[Saved entries]
---
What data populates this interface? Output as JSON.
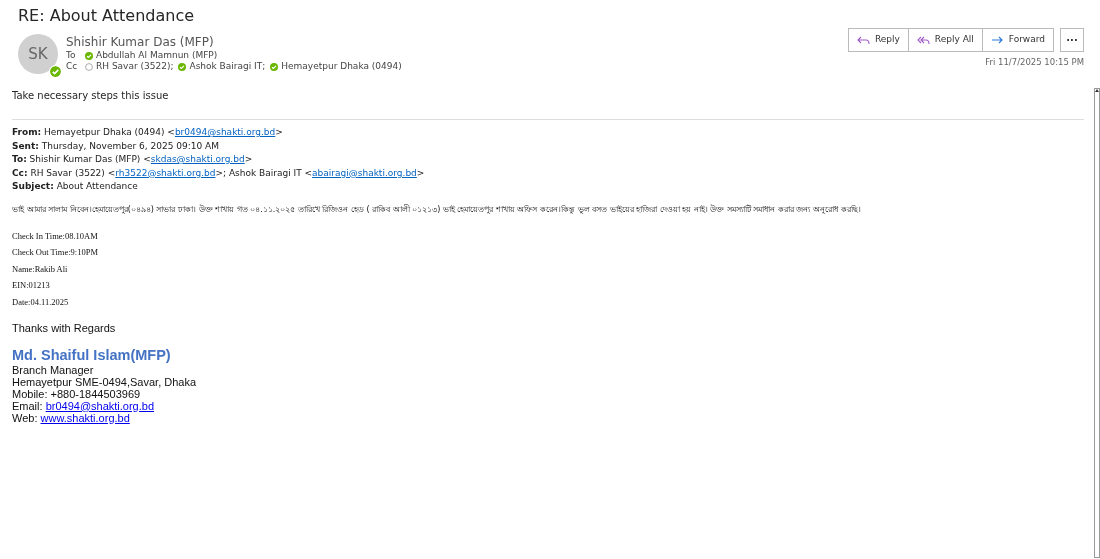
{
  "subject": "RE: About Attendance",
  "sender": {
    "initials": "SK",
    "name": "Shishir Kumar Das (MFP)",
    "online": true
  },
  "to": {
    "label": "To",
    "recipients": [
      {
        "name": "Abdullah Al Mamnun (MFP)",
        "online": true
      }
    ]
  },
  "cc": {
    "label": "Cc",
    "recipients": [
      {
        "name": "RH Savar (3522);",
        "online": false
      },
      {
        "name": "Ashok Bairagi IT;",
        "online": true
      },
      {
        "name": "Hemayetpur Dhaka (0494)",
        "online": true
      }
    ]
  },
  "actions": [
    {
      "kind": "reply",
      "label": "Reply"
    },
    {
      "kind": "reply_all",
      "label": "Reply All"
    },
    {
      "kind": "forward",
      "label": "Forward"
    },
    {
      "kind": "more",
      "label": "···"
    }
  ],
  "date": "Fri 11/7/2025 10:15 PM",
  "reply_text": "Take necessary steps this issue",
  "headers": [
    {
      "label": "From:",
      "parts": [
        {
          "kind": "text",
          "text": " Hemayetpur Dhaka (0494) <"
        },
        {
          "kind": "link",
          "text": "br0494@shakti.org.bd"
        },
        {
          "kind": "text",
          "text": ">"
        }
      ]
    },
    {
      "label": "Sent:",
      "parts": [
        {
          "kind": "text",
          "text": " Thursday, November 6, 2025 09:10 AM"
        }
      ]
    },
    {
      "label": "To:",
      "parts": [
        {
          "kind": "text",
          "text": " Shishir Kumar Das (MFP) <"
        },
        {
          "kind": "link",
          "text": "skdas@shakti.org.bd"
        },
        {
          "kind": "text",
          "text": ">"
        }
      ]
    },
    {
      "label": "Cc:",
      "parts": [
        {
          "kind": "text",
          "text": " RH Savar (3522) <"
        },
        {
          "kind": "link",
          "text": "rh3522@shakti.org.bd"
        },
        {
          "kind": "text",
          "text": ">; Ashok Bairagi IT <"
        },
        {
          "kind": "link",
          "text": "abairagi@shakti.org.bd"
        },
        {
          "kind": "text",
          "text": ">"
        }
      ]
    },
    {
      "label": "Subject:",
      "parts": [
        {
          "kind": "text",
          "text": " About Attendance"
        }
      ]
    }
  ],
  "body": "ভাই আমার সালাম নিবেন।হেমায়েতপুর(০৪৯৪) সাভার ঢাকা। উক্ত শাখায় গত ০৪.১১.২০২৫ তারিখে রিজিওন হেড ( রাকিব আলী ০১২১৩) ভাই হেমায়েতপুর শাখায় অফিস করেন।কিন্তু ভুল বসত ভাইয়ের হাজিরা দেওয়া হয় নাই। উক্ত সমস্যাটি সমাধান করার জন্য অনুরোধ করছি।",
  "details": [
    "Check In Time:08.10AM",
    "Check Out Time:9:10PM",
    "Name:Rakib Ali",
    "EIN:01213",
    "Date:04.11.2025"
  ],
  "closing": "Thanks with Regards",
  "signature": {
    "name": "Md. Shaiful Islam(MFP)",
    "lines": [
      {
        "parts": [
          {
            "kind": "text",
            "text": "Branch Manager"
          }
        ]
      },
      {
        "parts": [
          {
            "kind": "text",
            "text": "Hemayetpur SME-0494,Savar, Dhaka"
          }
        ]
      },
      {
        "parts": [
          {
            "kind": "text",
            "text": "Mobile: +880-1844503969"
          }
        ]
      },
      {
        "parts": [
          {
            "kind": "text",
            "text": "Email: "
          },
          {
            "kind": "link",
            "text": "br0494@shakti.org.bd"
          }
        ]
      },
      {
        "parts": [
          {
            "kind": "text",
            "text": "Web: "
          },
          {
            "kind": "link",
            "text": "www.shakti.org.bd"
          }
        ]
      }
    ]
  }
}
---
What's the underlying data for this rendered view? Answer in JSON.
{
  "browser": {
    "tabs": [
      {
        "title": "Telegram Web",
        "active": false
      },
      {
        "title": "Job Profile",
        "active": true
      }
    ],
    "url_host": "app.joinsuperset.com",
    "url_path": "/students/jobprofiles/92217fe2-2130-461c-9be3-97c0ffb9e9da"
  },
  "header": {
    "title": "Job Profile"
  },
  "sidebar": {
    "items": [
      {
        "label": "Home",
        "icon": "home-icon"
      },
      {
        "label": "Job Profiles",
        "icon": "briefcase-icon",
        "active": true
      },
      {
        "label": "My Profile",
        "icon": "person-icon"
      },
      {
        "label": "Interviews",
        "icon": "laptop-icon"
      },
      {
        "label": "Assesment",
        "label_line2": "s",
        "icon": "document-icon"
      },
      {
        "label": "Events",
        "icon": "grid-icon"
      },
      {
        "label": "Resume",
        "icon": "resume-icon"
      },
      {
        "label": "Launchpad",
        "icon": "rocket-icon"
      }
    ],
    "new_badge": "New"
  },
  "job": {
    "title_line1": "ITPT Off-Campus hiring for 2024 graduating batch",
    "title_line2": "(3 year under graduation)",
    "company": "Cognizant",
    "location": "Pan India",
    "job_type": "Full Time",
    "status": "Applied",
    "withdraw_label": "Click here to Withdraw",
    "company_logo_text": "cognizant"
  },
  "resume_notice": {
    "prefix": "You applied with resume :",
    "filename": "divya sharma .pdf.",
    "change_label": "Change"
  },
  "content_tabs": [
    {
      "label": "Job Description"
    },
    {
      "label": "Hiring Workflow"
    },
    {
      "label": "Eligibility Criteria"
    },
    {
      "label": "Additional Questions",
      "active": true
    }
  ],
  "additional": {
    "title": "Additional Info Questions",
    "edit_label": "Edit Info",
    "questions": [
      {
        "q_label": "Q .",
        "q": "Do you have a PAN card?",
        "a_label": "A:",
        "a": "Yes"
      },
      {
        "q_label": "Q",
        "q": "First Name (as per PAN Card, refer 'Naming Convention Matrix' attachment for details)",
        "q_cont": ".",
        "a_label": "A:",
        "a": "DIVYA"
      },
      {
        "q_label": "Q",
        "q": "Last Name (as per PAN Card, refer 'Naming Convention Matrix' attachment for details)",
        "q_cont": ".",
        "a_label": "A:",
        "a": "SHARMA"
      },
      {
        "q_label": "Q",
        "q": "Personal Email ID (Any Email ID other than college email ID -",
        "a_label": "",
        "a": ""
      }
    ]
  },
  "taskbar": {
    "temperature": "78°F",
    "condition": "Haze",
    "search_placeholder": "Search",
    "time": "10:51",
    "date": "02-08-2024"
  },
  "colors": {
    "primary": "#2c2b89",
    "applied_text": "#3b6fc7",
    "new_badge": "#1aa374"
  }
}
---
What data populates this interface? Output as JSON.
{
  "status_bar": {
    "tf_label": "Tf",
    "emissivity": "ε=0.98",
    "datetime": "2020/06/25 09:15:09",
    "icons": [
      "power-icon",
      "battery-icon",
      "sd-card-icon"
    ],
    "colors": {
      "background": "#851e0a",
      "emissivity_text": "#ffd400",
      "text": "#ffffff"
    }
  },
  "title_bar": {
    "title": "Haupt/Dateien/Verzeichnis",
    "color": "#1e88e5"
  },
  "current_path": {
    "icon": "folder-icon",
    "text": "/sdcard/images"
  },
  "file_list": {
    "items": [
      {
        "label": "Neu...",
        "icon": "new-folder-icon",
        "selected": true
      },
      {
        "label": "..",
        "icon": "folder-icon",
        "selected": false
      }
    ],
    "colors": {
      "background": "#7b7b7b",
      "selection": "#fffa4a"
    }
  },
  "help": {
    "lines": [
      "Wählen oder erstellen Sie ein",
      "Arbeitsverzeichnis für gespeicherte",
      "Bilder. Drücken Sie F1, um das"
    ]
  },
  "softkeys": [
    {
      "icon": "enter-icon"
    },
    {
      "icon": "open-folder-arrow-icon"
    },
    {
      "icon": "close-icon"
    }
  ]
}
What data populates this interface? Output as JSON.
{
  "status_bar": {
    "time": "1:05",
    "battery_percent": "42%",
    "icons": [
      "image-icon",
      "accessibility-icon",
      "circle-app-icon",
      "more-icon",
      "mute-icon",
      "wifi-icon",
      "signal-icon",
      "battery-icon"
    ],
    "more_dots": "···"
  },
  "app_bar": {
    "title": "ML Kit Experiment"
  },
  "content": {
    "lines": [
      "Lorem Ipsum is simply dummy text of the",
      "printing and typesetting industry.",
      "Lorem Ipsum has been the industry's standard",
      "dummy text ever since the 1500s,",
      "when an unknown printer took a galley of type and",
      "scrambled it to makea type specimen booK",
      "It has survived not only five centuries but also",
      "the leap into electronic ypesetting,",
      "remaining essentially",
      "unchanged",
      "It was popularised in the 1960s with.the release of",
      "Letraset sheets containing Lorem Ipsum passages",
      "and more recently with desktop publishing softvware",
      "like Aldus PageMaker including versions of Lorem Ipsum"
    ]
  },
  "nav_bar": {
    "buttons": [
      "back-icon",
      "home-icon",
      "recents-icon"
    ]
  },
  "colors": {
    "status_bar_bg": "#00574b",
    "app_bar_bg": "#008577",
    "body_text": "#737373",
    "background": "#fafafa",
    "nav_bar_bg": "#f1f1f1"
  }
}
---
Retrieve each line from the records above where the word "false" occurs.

        "online": false
        "active": false
        "selected": false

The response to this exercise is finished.